== Records supplied ==
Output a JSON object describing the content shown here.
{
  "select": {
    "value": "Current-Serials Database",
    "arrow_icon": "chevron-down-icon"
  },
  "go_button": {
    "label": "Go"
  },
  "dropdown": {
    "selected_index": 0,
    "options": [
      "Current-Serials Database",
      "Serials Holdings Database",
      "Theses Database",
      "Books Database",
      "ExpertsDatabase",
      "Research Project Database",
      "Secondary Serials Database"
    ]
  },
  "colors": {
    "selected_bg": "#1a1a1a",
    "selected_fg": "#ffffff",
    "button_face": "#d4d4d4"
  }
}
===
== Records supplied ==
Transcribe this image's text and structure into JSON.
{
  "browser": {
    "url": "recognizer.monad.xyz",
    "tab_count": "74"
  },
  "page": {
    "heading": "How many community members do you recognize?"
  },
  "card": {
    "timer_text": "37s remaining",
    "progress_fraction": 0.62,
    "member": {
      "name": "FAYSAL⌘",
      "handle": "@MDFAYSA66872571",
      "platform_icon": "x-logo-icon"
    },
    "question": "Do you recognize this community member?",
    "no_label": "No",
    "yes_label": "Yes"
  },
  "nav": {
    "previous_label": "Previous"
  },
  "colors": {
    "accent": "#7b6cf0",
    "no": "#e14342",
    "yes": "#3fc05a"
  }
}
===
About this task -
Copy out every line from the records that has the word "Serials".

Output below -
    "value": "Current-Serials Database",
      "Current-Serials Database",
      "Serials Holdings Database",
      "Secondary Serials Database"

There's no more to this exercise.